Task item: The entries must be set down again word for word; no pictures belong in the copy.

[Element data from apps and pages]
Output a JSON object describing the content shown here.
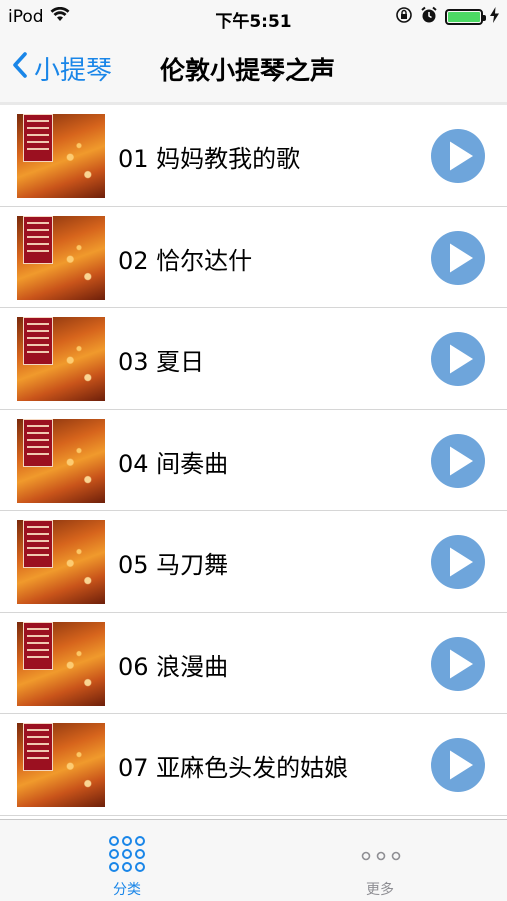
{
  "status_bar": {
    "carrier": "iPod",
    "time": "下午5:51",
    "battery_color": "#4cd964",
    "icons": [
      "wifi-icon",
      "rotation-lock-icon",
      "alarm-icon",
      "battery-icon",
      "charging-icon"
    ]
  },
  "nav": {
    "back_label": "小提琴",
    "title": "伦敦小提琴之声",
    "accent_color": "#1a86e8"
  },
  "tracks": [
    {
      "title": "01 妈妈教我的歌"
    },
    {
      "title": "02 恰尔达什"
    },
    {
      "title": "03 夏日"
    },
    {
      "title": "04 间奏曲"
    },
    {
      "title": "05 马刀舞"
    },
    {
      "title": "06 浪漫曲"
    },
    {
      "title": "07 亚麻色头发的姑娘"
    }
  ],
  "play_button_color": "#6ea5db",
  "tab_bar": {
    "tabs": [
      {
        "label": "分类",
        "icon": "grid-icon",
        "selected": true,
        "color": "#1a86e8"
      },
      {
        "label": "更多",
        "icon": "more-icon",
        "selected": false,
        "color": "#8e8e93"
      }
    ]
  }
}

Completed task:
Output a JSON object describing the content shown here.
{
  "status_bar": {
    "carrier": "iPod",
    "time": "下午5:51",
    "battery_color": "#4cd964",
    "icons": [
      "wifi-icon",
      "rotation-lock-icon",
      "alarm-icon",
      "battery-icon",
      "charging-icon"
    ]
  },
  "nav": {
    "back_label": "小提琴",
    "title": "伦敦小提琴之声",
    "accent_color": "#1a86e8"
  },
  "tracks": [
    {
      "title": "01 妈妈教我的歌"
    },
    {
      "title": "02 恰尔达什"
    },
    {
      "title": "03 夏日"
    },
    {
      "title": "04 间奏曲"
    },
    {
      "title": "05 马刀舞"
    },
    {
      "title": "06 浪漫曲"
    },
    {
      "title": "07 亚麻色头发的姑娘"
    }
  ],
  "play_button_color": "#6ea5db",
  "tab_bar": {
    "tabs": [
      {
        "label": "分类",
        "icon": "grid-icon",
        "selected": true,
        "color": "#1a86e8"
      },
      {
        "label": "更多",
        "icon": "more-icon",
        "selected": false,
        "color": "#8e8e93"
      }
    ]
  }
}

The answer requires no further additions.